-- Stored data --
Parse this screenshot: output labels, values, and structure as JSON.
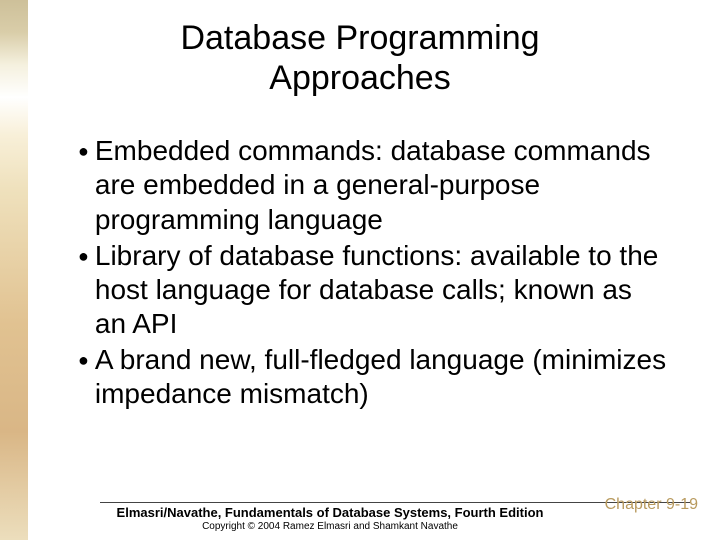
{
  "title": "Database Programming Approaches",
  "bullets": [
    "Embedded commands: database commands are embedded in a general-purpose programming language",
    "Library of database functions: available to the host language for database calls; known as an API",
    "A brand new, full-fledged language (minimizes impedance mismatch)"
  ],
  "footer": {
    "book": "Elmasri/Navathe, Fundamentals of Database Systems, Fourth Edition",
    "copyright": "Copyright © 2004 Ramez Elmasri and Shamkant Navathe",
    "chapter": "Chapter 9-19"
  }
}
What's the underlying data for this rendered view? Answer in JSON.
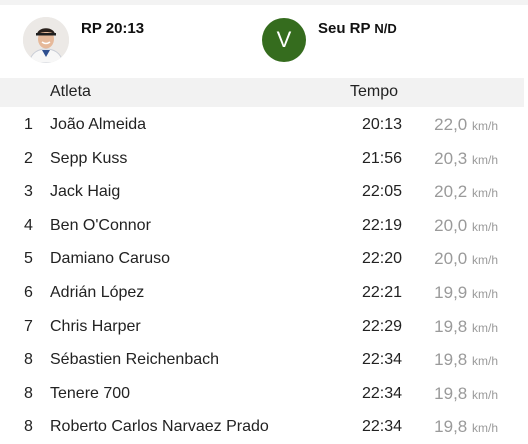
{
  "header": {
    "pr_label": "RP",
    "pr_value": "20:13",
    "your_avatar_letter": "V",
    "your_pr_label": "Seu RP",
    "your_pr_value": "N/D",
    "accent_color": "#356c1e"
  },
  "table": {
    "columns": [
      "Atleta",
      "Tempo"
    ],
    "rows": [
      {
        "rank": "1",
        "name": "João Almeida",
        "time": "20:13",
        "speed": "22,0",
        "unit": "km/h"
      },
      {
        "rank": "2",
        "name": "Sepp Kuss",
        "time": "21:56",
        "speed": "20,3",
        "unit": "km/h"
      },
      {
        "rank": "3",
        "name": "Jack Haig",
        "time": "22:05",
        "speed": "20,2",
        "unit": "km/h"
      },
      {
        "rank": "4",
        "name": "Ben O'Connor",
        "time": "22:19",
        "speed": "20,0",
        "unit": "km/h"
      },
      {
        "rank": "5",
        "name": "Damiano Caruso",
        "time": "22:20",
        "speed": "20,0",
        "unit": "km/h"
      },
      {
        "rank": "6",
        "name": "Adrián López",
        "time": "22:21",
        "speed": "19,9",
        "unit": "km/h"
      },
      {
        "rank": "7",
        "name": "Chris Harper",
        "time": "22:29",
        "speed": "19,8",
        "unit": "km/h"
      },
      {
        "rank": "8",
        "name": "Sébastien Reichenbach",
        "time": "22:34",
        "speed": "19,8",
        "unit": "km/h"
      },
      {
        "rank": "8",
        "name": "Tenere 700",
        "time": "22:34",
        "speed": "19,8",
        "unit": "km/h"
      },
      {
        "rank": "8",
        "name": "Roberto Carlos Narvaez Prado",
        "time": "22:34",
        "speed": "19,8",
        "unit": "km/h"
      }
    ]
  }
}
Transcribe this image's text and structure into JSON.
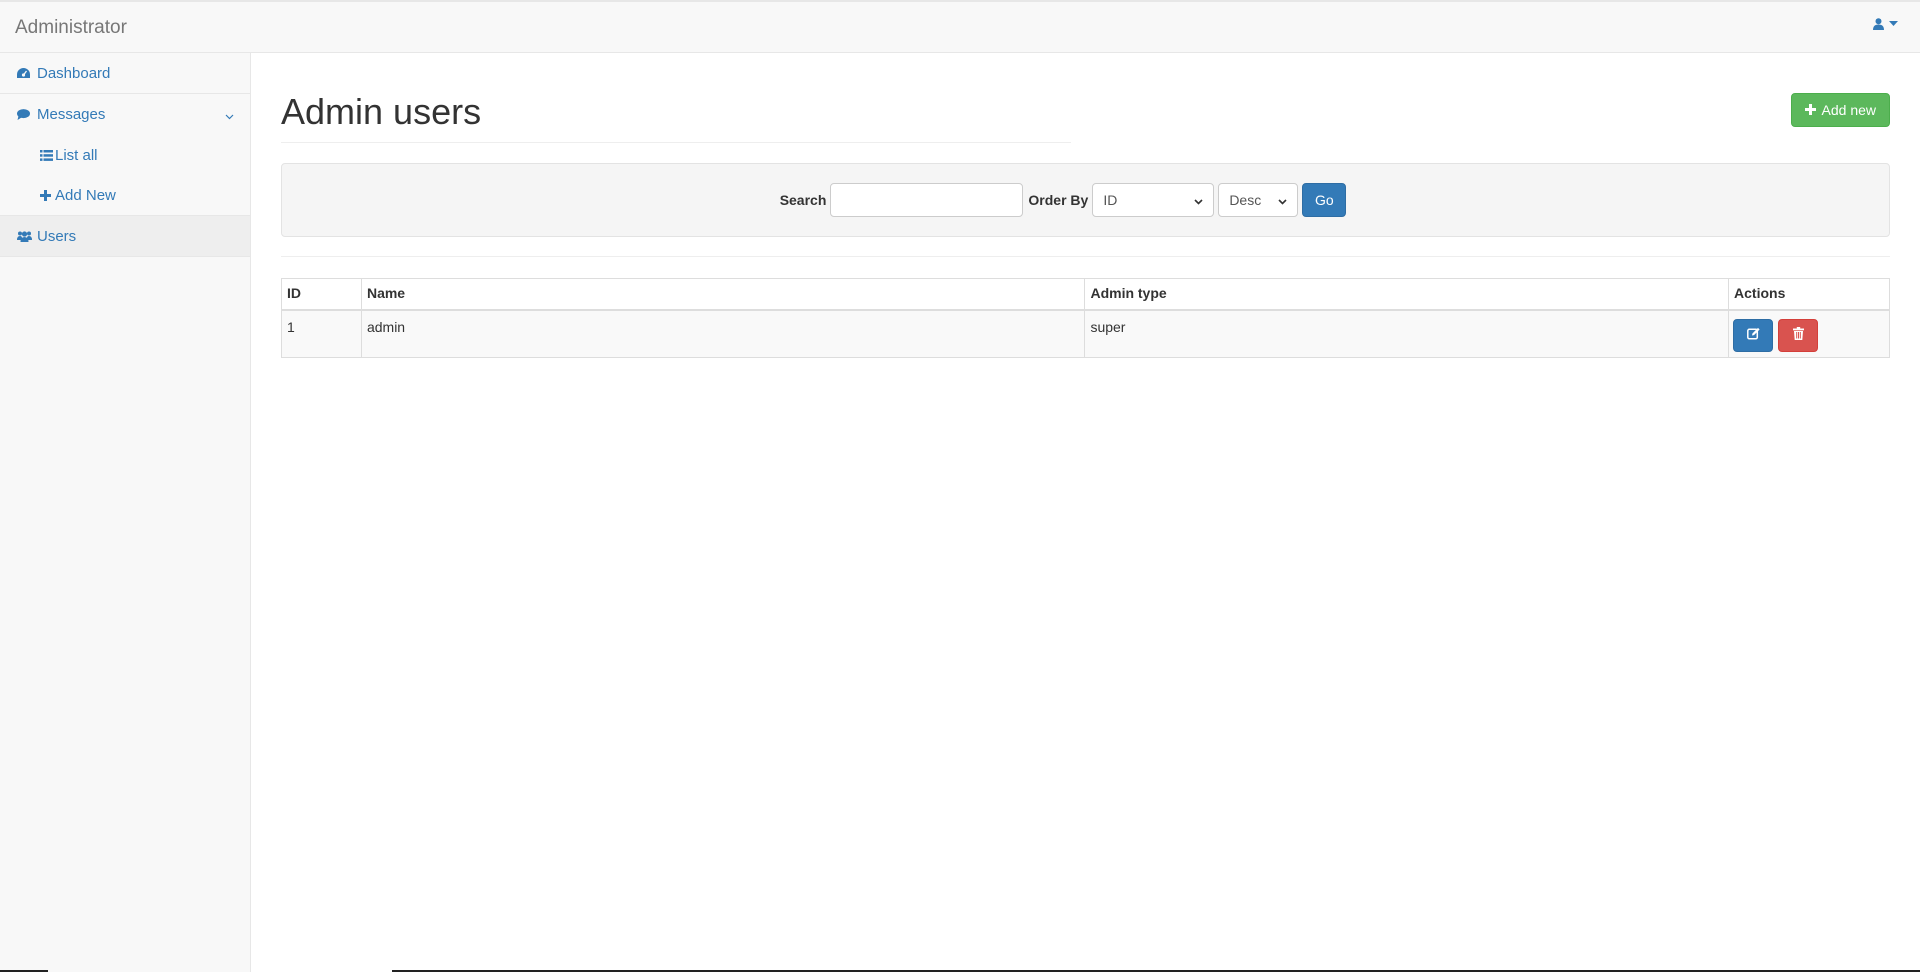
{
  "app": {
    "brand": "Administrator"
  },
  "header": {
    "user_icon": "user-icon",
    "caret_icon": "caret-down-icon"
  },
  "sidebar": {
    "items": [
      {
        "label": "Dashboard",
        "icon": "dashboard-icon"
      },
      {
        "label": "Messages",
        "icon": "comment-icon",
        "expanded": true,
        "children": [
          {
            "label": "List all",
            "icon": "list-icon"
          },
          {
            "label": "Add New",
            "icon": "plus-icon"
          }
        ]
      },
      {
        "label": "Users",
        "icon": "users-icon",
        "active": true
      }
    ]
  },
  "main": {
    "title": "Admin users",
    "add_button": "Add new",
    "filter": {
      "search_label": "Search",
      "search_value": "",
      "order_label": "Order By",
      "order_value": "ID",
      "direction_value": "Desc",
      "go_label": "Go"
    },
    "table": {
      "columns": [
        "ID",
        "Name",
        "Admin type",
        "Actions"
      ],
      "rows": [
        {
          "id": "1",
          "name": "admin",
          "admin_type": "super"
        }
      ]
    }
  },
  "colors": {
    "link": "#337ab7",
    "success": "#5cb85c",
    "primary": "#337ab7",
    "danger": "#d9534f"
  }
}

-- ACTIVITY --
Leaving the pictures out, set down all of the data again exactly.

-- ANSWER TO THIS TASK --
Parse this screenshot: output labels, values, and structure as JSON.
{
  "title": "Database Programming Approaches",
  "bullets": [
    "Embedded commands: database commands are embedded in a general-purpose programming language",
    "Library of database functions: available to the host language for database calls; known as an API",
    "A brand new, full-fledged language (minimizes impedance mismatch)"
  ],
  "footer": {
    "book": "Elmasri/Navathe, Fundamentals of Database Systems, Fourth Edition",
    "copyright": "Copyright © 2004 Ramez Elmasri and Shamkant Navathe",
    "chapter": "Chapter 9-19"
  }
}
What's the underlying data for this rendered view? Answer in JSON.
{
  "header": {
    "pr_label": "RP",
    "pr_value": "20:13",
    "your_avatar_letter": "V",
    "your_pr_label": "Seu RP",
    "your_pr_value": "N/D",
    "accent_color": "#356c1e"
  },
  "table": {
    "columns": [
      "Atleta",
      "Tempo"
    ],
    "rows": [
      {
        "rank": "1",
        "name": "João Almeida",
        "time": "20:13",
        "speed": "22,0",
        "unit": "km/h"
      },
      {
        "rank": "2",
        "name": "Sepp Kuss",
        "time": "21:56",
        "speed": "20,3",
        "unit": "km/h"
      },
      {
        "rank": "3",
        "name": "Jack Haig",
        "time": "22:05",
        "speed": "20,2",
        "unit": "km/h"
      },
      {
        "rank": "4",
        "name": "Ben O'Connor",
        "time": "22:19",
        "speed": "20,0",
        "unit": "km/h"
      },
      {
        "rank": "5",
        "name": "Damiano Caruso",
        "time": "22:20",
        "speed": "20,0",
        "unit": "km/h"
      },
      {
        "rank": "6",
        "name": "Adrián López",
        "time": "22:21",
        "speed": "19,9",
        "unit": "km/h"
      },
      {
        "rank": "7",
        "name": "Chris Harper",
        "time": "22:29",
        "speed": "19,8",
        "unit": "km/h"
      },
      {
        "rank": "8",
        "name": "Sébastien Reichenbach",
        "time": "22:34",
        "speed": "19,8",
        "unit": "km/h"
      },
      {
        "rank": "8",
        "name": "Tenere 700",
        "time": "22:34",
        "speed": "19,8",
        "unit": "km/h"
      },
      {
        "rank": "8",
        "name": "Roberto Carlos Narvaez Prado",
        "time": "22:34",
        "speed": "19,8",
        "unit": "km/h"
      }
    ]
  }
}
Transcribe this image's text and structure into JSON.
{
  "app": {
    "brand": "Administrator"
  },
  "header": {
    "user_icon": "user-icon",
    "caret_icon": "caret-down-icon"
  },
  "sidebar": {
    "items": [
      {
        "label": "Dashboard",
        "icon": "dashboard-icon"
      },
      {
        "label": "Messages",
        "icon": "comment-icon",
        "expanded": true,
        "children": [
          {
            "label": "List all",
            "icon": "list-icon"
          },
          {
            "label": "Add New",
            "icon": "plus-icon"
          }
        ]
      },
      {
        "label": "Users",
        "icon": "users-icon",
        "active": true
      }
    ]
  },
  "main": {
    "title": "Admin users",
    "add_button": "Add new",
    "filter": {
      "search_label": "Search",
      "search_value": "",
      "order_label": "Order By",
      "order_value": "ID",
      "direction_value": "Desc",
      "go_label": "Go"
    },
    "table": {
      "columns": [
        "ID",
        "Name",
        "Admin type",
        "Actions"
      ],
      "rows": [
        {
          "id": "1",
          "name": "admin",
          "admin_type": "super"
        }
      ]
    }
  },
  "colors": {
    "link": "#337ab7",
    "success": "#5cb85c",
    "primary": "#337ab7",
    "danger": "#d9534f"
  }
}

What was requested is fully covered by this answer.